**What needs to be done**: In the data below, find each line containing the string "историю" and return it.

═════ Provided data ═════

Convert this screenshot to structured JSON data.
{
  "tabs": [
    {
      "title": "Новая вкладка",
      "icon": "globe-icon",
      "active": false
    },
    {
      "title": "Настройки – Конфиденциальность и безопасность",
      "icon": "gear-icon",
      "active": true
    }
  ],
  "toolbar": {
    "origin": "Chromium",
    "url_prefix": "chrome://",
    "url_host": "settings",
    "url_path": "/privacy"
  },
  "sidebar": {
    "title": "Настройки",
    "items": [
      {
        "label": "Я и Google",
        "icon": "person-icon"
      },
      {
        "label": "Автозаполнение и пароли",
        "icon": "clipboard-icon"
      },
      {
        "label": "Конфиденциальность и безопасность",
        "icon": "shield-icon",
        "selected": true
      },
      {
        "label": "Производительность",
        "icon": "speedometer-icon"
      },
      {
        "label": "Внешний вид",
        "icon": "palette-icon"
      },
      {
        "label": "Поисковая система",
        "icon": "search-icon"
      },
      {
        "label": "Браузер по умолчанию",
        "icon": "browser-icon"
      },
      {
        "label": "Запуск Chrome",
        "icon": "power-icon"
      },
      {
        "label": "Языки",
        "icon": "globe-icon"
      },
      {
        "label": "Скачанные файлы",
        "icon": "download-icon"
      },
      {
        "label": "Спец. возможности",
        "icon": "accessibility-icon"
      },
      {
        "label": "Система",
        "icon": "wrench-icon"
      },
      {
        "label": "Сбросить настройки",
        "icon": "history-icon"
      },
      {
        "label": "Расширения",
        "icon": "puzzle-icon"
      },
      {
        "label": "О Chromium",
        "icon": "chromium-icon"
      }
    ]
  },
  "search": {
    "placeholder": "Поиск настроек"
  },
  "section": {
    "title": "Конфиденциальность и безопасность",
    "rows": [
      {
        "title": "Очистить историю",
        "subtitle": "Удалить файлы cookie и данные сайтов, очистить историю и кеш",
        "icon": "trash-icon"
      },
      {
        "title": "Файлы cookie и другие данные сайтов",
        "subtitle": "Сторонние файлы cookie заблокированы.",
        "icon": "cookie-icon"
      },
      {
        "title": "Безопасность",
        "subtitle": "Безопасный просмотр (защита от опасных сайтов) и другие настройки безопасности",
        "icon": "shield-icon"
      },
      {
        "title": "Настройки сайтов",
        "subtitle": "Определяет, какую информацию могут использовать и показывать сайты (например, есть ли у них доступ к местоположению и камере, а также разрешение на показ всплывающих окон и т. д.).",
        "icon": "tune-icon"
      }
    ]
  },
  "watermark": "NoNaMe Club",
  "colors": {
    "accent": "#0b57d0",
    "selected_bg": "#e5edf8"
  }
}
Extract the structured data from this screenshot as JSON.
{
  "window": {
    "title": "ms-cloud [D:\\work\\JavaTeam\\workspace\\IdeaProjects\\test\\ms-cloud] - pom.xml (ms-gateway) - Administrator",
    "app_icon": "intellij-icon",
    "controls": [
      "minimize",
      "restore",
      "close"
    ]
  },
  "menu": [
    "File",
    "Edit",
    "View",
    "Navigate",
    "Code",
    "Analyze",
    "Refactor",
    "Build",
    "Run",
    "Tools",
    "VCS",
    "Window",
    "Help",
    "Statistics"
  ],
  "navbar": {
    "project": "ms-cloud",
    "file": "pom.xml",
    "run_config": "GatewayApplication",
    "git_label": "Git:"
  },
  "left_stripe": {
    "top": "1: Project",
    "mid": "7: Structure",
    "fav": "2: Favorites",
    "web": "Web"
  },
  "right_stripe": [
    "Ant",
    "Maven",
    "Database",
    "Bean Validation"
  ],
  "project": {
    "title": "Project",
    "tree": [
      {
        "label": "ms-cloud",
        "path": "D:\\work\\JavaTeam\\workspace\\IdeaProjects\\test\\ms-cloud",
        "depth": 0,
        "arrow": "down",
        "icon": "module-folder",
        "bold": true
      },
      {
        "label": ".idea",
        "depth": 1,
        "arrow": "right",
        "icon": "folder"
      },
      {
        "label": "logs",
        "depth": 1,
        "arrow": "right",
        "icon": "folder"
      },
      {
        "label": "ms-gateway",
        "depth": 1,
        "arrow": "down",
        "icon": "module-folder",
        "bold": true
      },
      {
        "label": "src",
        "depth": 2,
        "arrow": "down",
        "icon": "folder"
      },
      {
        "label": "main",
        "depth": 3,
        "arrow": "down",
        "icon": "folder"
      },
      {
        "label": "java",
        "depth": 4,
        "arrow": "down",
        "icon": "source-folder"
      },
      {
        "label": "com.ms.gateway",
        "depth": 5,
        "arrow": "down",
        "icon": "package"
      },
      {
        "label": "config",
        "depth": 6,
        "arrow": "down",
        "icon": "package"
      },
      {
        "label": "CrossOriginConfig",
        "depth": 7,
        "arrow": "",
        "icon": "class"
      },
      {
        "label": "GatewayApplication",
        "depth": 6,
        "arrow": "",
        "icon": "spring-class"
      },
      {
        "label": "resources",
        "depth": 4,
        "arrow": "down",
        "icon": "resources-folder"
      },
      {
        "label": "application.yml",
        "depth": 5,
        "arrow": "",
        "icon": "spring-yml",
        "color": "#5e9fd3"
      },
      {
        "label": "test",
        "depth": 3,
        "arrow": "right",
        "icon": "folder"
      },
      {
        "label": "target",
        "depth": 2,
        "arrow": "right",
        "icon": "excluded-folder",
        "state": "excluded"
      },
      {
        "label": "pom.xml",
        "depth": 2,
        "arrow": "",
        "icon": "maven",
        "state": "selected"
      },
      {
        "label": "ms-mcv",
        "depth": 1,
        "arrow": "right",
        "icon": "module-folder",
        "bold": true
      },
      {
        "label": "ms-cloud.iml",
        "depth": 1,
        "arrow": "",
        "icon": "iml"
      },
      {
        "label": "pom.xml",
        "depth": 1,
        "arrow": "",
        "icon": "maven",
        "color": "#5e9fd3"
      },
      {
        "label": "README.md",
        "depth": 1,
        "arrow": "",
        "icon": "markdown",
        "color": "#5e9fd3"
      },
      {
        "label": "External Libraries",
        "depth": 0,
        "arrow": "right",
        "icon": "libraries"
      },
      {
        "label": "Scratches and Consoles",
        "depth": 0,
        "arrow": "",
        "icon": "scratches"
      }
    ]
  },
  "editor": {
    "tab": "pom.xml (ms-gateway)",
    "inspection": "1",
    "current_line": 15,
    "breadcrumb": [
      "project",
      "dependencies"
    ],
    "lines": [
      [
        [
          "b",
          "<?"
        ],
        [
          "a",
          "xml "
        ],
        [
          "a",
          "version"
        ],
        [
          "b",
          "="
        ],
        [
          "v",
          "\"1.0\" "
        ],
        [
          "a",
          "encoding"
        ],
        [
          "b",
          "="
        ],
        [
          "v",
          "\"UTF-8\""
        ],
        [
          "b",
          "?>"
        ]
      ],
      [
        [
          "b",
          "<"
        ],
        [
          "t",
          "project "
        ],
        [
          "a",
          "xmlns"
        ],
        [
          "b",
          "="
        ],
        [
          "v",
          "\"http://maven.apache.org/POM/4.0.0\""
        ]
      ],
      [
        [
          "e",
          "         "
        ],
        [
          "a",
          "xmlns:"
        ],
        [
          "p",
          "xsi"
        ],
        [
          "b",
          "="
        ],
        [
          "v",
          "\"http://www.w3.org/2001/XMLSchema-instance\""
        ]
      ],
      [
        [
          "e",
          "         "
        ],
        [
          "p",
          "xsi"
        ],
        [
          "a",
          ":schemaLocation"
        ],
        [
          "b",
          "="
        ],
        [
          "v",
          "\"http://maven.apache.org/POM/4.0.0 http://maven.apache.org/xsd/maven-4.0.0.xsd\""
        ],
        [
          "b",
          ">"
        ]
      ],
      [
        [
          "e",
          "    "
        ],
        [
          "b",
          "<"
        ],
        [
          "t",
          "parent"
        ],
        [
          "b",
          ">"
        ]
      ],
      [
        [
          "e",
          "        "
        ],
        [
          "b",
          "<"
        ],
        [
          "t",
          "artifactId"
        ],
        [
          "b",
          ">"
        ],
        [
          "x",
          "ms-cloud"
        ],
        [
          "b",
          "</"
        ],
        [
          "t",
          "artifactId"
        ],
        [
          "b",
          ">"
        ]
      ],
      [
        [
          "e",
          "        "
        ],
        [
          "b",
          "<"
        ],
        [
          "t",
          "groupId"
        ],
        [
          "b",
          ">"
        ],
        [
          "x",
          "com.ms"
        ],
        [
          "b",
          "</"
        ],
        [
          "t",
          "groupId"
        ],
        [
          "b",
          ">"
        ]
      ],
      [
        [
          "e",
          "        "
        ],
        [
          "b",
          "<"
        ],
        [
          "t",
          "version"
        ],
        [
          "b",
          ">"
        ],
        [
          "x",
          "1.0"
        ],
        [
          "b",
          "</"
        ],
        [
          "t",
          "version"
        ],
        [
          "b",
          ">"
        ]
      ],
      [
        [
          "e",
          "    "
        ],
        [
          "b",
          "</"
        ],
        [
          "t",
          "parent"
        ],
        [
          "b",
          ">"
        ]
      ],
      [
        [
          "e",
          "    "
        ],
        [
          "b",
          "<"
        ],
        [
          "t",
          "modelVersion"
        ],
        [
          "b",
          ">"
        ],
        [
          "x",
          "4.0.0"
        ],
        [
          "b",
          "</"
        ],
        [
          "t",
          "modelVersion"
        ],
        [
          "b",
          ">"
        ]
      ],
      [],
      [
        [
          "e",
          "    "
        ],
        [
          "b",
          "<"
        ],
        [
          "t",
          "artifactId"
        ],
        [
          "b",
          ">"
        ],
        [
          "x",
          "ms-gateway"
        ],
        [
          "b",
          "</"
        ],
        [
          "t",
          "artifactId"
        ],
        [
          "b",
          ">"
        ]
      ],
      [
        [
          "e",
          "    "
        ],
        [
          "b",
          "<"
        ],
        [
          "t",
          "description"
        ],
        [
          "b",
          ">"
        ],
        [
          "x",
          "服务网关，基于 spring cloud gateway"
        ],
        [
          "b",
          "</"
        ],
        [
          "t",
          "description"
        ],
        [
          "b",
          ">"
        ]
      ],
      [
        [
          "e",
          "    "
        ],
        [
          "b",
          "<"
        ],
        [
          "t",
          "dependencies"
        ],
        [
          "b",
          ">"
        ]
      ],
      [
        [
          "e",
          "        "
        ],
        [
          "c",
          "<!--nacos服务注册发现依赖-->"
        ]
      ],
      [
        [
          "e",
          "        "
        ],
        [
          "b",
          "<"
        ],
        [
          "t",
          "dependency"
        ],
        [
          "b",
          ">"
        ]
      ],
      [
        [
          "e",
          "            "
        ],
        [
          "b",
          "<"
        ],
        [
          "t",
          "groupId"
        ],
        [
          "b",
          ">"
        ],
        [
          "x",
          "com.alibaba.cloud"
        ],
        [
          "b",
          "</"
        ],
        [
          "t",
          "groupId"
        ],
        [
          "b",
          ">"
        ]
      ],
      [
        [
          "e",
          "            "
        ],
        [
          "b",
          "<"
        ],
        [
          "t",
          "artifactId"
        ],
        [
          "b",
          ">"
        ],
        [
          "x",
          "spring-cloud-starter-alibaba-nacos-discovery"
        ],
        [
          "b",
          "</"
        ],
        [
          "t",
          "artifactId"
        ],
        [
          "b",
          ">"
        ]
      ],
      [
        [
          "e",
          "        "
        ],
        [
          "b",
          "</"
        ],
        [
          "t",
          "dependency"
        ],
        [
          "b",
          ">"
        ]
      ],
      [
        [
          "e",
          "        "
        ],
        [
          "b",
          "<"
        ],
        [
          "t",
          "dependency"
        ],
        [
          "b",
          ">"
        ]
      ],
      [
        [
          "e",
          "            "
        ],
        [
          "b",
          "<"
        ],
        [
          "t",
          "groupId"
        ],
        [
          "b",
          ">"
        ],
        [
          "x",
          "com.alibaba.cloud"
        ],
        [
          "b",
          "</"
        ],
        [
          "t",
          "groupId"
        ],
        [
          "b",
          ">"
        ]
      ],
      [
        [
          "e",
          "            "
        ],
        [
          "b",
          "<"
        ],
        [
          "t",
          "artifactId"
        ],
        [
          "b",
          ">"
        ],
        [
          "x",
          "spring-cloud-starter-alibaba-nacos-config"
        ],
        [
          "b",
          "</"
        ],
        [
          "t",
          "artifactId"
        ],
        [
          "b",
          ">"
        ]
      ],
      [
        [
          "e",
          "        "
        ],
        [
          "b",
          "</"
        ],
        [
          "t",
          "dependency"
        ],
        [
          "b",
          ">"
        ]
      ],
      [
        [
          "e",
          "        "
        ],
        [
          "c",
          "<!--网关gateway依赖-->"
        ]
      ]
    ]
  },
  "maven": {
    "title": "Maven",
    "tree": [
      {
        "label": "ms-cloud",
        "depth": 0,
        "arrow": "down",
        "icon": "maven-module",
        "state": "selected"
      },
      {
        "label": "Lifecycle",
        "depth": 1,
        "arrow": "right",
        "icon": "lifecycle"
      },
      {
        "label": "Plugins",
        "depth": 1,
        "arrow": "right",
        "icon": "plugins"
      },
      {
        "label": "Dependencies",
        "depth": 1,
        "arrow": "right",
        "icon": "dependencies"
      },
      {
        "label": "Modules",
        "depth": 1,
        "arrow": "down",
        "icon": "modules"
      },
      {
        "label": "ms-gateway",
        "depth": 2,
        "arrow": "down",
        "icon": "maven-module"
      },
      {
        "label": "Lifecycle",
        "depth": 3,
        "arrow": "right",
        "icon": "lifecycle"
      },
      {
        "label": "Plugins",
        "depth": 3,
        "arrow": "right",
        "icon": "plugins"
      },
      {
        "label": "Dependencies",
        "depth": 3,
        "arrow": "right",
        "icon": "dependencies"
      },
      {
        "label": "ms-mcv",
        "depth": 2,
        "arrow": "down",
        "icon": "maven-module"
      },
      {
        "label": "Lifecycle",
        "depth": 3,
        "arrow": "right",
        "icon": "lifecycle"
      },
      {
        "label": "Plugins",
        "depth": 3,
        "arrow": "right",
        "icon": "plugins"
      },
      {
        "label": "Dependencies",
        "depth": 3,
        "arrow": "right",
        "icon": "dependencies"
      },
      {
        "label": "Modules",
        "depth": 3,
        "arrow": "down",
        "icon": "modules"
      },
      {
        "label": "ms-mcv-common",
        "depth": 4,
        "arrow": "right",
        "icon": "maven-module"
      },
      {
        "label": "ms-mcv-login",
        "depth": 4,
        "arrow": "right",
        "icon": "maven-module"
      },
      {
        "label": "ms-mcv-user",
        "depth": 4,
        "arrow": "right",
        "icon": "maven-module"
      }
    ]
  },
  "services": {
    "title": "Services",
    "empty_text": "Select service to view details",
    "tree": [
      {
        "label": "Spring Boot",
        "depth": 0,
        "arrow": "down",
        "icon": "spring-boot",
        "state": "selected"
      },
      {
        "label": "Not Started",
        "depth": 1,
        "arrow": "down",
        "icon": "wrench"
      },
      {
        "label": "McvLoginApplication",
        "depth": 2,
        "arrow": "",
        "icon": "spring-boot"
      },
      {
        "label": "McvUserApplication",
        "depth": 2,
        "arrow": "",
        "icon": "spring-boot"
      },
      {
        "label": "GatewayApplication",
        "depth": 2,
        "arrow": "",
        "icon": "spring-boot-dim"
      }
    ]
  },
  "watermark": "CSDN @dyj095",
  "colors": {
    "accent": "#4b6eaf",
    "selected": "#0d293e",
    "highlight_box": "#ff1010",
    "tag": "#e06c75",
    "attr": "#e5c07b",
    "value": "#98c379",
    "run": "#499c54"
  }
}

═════

**Exercise result**:
        "title": "Очистить историю",
        "subtitle": "Удалить файлы cookie и данные сайтов, очистить историю и кеш",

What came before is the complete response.